Fuel - again, your I.O.Us buy less fuel today than they did last year or the year before that. I mentioned rising utility bills in a previous post:
So... the I.O.Us are worth less and less actual value. The best way around the issue for the average person, as far as I can see, is to focus on obtaining value first and foremost. Collecting I.O.Us only benefits you when the potential redeemable value is increasing (when I started this blog I was just seeing how much money I could save up for the sheer hell of it, but these days I want to own a house/land outright and plan to put that money into something of value when I have enough). I'm not a Marx groupie, but he was right when he pointed out that the ruling class own the means of production. Everyone needs to eat continuously during their lifetime and there's a good reason that the richest people own the most land (and for the record, a mortgage does not constitute land ownership - until you pay it off, the bank is technically the owner). Sort out the basics like land, shelter, food production, textiles for clothing, fuel, tools, and then worry about flashy cars, swimming pools, and the latest fashion.
n.b. Alice In Wonderland is a brilliant novel full of amazing advice that everyone should be forced to read at gun point. How can you argue with wisdom such as 'if I had a world of my own, everything would be nonsense. Nothing would be what it is, because everything would be what it isn't. And contrary wise, what is, it wouldn't be. And what it wouldn't be, it would'? Very sensible words!

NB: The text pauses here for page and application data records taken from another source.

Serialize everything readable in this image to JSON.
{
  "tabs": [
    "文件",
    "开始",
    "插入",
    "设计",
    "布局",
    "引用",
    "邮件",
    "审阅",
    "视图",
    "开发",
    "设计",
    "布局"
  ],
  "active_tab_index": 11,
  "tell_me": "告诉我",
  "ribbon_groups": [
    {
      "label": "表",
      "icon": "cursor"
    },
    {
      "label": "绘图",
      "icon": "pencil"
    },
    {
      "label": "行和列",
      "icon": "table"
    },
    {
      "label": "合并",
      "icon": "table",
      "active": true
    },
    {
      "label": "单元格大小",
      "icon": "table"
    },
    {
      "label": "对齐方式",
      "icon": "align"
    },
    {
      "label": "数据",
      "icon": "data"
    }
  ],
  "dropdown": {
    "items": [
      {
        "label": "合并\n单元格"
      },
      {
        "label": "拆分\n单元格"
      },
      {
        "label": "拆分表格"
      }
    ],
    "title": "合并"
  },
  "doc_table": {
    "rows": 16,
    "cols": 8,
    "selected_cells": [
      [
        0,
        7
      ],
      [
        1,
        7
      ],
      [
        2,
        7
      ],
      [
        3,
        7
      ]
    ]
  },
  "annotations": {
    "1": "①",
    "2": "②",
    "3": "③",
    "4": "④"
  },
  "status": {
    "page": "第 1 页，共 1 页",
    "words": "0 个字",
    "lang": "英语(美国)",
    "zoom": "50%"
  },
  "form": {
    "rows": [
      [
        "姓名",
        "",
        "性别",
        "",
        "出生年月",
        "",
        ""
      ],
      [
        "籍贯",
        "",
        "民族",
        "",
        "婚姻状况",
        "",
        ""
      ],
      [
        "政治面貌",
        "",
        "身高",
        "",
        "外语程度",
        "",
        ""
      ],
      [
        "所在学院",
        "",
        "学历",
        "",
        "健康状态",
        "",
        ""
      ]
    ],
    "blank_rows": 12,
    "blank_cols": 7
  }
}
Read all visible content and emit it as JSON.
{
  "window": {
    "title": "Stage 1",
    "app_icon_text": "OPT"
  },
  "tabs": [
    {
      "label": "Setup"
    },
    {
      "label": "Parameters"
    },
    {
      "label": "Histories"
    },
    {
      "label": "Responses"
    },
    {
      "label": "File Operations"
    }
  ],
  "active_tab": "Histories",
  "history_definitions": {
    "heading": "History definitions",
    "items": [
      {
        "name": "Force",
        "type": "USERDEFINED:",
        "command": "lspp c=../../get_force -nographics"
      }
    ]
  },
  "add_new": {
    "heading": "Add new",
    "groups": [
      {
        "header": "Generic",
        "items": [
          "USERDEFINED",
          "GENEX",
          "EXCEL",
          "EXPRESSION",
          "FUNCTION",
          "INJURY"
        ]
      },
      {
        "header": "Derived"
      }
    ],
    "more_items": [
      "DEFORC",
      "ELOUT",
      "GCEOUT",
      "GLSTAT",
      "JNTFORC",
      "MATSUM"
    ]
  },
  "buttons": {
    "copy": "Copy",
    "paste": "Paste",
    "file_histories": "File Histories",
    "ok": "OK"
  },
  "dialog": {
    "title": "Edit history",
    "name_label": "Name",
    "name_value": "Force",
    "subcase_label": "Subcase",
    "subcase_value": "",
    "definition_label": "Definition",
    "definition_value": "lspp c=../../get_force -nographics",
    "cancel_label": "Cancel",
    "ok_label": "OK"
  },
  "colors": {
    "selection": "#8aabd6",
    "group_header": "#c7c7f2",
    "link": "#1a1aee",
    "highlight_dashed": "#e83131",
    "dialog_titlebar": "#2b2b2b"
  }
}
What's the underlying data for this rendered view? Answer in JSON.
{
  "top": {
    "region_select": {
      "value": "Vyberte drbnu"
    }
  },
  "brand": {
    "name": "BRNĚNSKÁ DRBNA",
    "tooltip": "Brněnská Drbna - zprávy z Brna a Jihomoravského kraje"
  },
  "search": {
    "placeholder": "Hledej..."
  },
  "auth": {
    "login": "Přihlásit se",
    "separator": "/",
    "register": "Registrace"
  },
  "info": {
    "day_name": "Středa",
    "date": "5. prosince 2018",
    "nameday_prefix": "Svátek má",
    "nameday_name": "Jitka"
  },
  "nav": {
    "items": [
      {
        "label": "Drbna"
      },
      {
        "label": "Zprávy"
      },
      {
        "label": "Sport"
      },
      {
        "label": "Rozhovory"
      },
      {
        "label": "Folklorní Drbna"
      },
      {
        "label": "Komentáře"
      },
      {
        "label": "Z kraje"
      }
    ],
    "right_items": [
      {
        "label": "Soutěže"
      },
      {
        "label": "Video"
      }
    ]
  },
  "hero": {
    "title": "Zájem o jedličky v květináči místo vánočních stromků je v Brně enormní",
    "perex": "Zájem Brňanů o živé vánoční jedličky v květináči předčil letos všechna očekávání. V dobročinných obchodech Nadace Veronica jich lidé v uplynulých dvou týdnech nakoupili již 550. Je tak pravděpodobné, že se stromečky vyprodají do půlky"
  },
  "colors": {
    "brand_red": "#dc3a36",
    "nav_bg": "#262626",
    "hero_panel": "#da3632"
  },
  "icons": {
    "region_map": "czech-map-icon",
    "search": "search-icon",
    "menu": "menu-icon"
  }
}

Also n.b. This is all just personal opinion. I quit my Economics degree in year 2 because I thought a lot of it was very clever-sounding b*llocks that further complicated an already over-complicated system. I get paid a pittance to organise other people's money now, but still find economics and finance interesting. By the time I reach 30, I hope to have discovered the world's largest chocolate coin.